You might be excited to read the rest of this post. After all, 7 “can’t-lose” tips for content curation! If you’re doing paper.li or Pinterest, but not seeing a whole lot of results, you want to know what you have to do to turn those things into faucets of money.
Actually, I don’t have 7 can’t lose tips. I have but one observation:
You see, on this Black Friday, since I have less than zero desire to be within 5 miles of a shopping mall, I idly clicked on some tweet telling me that “XYZ Real Estate Daily Is Out!” It was one of those “personal newspapers” from paper.li put out by a Realtor.
The Federal Housing Agency, which has played a critical role in stabilizing the housing market, said it ended September with $16.3 billion in projected losses — a possible prelude to a taxpayer bailout.
The precarious financial situation could force the FHA, which has been self-funded through mortgage insurance premiums since it was created during the Great Depression, to tap the U.S. Treasury to stay afloat.
The agency said a determination on whether it needs a bailout won’t come until next year.
The FHA is required to maintain enough cash reserves to cover losses on the mortgages it insures. But in its annual actuarial report to Congress, the FHA said a slower-than-anticipated housing market recovery has led its reserves to fall $16.3 billion below anticipated losses.
The FHA’s cash reserves aren’t supposed to drop below 2% of projected losses. They ended the 2012 fiscal year at -1.44%, down from the seriously low level of 0.24% at the end of 2011.
It appears that the FHA, which guarantees mortgages, has a delinquency problem: 11.14% in September. (Although, that’s an improvement from the 11.89% in June, and 12.09% in 2011.) However, the seriously delinquent category (more than 90 days past due) is up year-over-year from 8.39% in 2011 to 8.54% in 2012. After the “housing is back!” market of 2012. Huh?
I’ve pledged to be more positive and upbeat, but there’s an unsettling feeling at the pit of my stomach.
So what do you make of this divergence in narrative?

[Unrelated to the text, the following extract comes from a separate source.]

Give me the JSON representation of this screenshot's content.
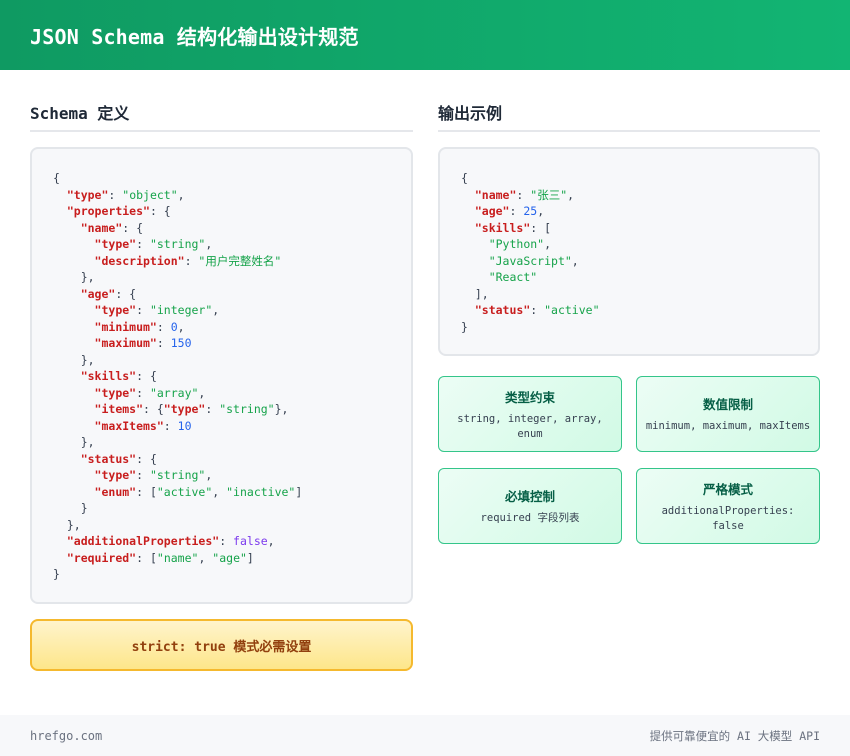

On the one hand, housing is back! And on the other hand, FHA needs a bailout. Right in the middle of a “fiscal cliff” negotiation, after 2012 saw strong gains in housing market. What the…
Paging economists! Dr. Yun, please call the front desk.
What we found was counter to the often-charged caricature of today’s youth as “entitled” and “coddled.” Instead, we found a vibrant and strong fixer/maker/builder culture where nearly 3 in 4 Millennials believe “our generation is starting a movement to change old, outdated systems.” Put more broadly, if the American Dream isn’t working as promised, Millennials will take it upon themselves to create the next “version” of America.
The heady mix of forces driving this generation is only partly due to their sense of needing to fix something broken. The other, even more potent, side of the coin is the primacy they place on their own power of creativity. When asked “what word best defines the DNA of your generation?” the number one response was “Creative” and number two “Self-expressive.” A full 70% of Millennials in the study agreed “Creativity will save us!”
The video above, which goes with the story, has Nick Shore repeating this finding from MTV’s study:
Fifty-five percent of Millennials in our study said, “My hustle is more important than my MBA,” while 78% said “even if I have a job it’s important to have a side project that could become a different career.”
And this whole conversation is happening against a backdrop of unemployment and underemployment.
So I have to ask… where are the millions of Gen-Y REALTORS(r)? Seems to me that at least hustling in real estate would fit right into this new American Dreamer.